Phylogeography, Population Structure, And Mating System Of The Grape Powdery Mildew Fungus, Erysiphe Necator
To understand the invasion history of the grape powdery mildew fungus, Erysiphe necator, I investigated the evolutionary relationships between introduced populations of Europe, Australia and the western US and populations in the eastern US. Additionally, I tested the hypothesis that populations of E. necator in the eastern US are structured based on geography and Vitis host species. Multilocus sequencing analysis of three nuclear gene regions from 146 isolates of E. necator is consistent with the hypothesis that introduced populations are derived from two separate introductions from the eastern US. The invasion history of E. necator follows a pattern consistent with plant-mediated dispersal. E. necator shows geographic structure, but no genetic structure across Vitis host species, except with respect to V. rotundifolia. In ascomycetes, mating compatibility is regulated by the mating-type locus, MAT1. I identified and sequenced genes at the MAT1 locus in Erysiphe necator and developed a PCR-based marker for determining mating type. I designed degenerate primers that amplify conserved regions of MAT1-1 and MAT1-2 in other powdery mildew fungi. The mating-type genes in E. necator are similar to those of other Leotiomycetes; however, the structure of the MAT1 locus in E. necator, like the MAT1-2 idiomorph of Blumeria graminis, is markedly different from other ascomycetes in that it is greatly expanded and may contain a large amount of repetitive DNA. Random mating and recombination in heterothallic fungi should result in high genotypic diversity, 1:1 mating-type ratios, and random associations of alleles at different loci, i.e., linkage equilibrium. I sampled isolates from vineyards in Burdett, NY and Winchester, VA. Isolates were genotyped for mating type and 11 SSR markers. After clone correction, mating-type ratios in the three populations did not deviate from 1:1. Genotypic diversity was high, but even with clone correction, I detected significant linkage disequilibrium in all populations. Vineyard populations were spatially structured, which likely results from short dispersal distances. Overall, these results suggest that selection for clonal genotypes and spatial genetic aggregation during the asexual phase of the epidemic contribute to persistent linkage disequilibrium even though populations undergo an annual sexual cycle.
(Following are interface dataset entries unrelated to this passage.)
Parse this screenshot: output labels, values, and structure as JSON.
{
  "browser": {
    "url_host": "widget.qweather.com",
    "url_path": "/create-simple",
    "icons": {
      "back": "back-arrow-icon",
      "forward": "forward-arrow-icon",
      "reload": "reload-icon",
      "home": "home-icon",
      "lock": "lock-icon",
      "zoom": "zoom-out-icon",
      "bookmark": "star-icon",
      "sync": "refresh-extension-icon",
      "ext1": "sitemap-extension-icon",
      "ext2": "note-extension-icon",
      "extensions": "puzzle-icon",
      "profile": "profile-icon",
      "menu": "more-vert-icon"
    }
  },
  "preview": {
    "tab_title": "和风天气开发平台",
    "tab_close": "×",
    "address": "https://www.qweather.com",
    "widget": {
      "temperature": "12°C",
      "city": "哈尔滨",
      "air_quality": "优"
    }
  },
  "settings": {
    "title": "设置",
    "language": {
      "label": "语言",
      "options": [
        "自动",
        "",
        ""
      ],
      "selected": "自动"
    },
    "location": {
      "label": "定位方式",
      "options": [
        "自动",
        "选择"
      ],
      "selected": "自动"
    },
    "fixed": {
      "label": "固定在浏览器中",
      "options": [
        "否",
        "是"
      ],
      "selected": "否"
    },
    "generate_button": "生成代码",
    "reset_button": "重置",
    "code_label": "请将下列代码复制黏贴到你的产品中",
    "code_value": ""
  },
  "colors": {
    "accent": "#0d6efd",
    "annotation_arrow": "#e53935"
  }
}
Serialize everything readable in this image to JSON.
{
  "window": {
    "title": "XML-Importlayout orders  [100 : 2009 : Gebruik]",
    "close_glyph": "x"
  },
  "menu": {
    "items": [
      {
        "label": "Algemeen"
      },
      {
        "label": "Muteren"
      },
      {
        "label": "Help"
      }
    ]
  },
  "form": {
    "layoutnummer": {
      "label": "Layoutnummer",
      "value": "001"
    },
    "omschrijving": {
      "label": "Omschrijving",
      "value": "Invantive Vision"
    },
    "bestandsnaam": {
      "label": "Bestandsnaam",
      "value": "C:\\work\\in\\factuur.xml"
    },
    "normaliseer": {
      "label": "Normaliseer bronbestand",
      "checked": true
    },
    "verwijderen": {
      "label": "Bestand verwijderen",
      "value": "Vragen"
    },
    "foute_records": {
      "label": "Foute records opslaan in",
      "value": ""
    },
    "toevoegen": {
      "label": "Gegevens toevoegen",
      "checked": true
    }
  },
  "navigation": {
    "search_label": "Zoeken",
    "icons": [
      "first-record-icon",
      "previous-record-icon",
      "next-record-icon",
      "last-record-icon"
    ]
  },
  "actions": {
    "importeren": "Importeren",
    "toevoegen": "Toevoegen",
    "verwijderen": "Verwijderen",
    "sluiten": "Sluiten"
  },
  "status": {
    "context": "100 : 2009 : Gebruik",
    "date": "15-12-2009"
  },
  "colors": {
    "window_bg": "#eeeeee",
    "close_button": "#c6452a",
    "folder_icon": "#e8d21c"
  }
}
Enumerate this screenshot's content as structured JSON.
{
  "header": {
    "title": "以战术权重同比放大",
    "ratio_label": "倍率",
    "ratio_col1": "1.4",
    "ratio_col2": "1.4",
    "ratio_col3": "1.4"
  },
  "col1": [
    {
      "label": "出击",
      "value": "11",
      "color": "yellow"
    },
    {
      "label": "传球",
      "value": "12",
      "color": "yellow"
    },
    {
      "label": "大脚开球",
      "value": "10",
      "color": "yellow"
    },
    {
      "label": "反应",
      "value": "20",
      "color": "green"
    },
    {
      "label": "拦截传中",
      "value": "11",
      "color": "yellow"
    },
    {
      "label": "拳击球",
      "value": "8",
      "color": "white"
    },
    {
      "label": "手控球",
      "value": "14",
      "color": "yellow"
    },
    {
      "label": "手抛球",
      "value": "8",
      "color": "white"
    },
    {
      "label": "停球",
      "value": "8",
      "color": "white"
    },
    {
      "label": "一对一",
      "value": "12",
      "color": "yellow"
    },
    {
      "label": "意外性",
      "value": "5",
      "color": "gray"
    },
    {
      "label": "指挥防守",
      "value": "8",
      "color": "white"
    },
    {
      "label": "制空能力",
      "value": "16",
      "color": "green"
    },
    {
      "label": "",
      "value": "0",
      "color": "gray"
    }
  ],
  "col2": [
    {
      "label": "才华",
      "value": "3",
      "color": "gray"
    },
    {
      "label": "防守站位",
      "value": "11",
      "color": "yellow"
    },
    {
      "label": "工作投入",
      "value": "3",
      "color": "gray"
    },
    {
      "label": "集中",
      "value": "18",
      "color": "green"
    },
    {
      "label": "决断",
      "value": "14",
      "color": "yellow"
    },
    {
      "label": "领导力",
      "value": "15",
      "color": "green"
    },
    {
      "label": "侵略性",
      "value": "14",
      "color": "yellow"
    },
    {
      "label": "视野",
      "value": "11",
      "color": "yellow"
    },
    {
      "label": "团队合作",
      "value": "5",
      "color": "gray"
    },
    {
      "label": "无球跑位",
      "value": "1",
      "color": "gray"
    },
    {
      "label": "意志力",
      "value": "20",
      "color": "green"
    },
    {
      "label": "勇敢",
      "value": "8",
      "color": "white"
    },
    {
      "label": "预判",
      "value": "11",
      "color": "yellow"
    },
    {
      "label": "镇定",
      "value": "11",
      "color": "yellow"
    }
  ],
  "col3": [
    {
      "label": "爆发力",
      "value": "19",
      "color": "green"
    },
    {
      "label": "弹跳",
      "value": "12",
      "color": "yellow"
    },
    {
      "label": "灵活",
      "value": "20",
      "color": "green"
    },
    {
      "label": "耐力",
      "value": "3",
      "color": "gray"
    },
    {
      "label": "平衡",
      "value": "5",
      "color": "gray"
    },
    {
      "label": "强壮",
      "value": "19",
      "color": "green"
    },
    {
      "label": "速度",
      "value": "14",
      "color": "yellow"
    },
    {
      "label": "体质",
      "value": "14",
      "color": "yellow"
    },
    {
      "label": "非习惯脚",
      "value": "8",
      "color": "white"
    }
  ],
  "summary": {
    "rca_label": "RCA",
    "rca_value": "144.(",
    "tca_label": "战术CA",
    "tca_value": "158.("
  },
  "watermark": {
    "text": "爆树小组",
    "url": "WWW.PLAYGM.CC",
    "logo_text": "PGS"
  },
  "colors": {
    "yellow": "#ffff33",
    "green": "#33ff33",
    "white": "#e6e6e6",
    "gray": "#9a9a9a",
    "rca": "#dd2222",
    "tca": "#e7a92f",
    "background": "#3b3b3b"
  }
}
grape powdery mildew; mating sytems; fungal evolution
Milgroom, Michael Gordon
Harrison, Richard Gerald; Hodge, Kathie Therese
Ph.D. of Plant Pathology
Doctor of Philosophy
dissertation or thesis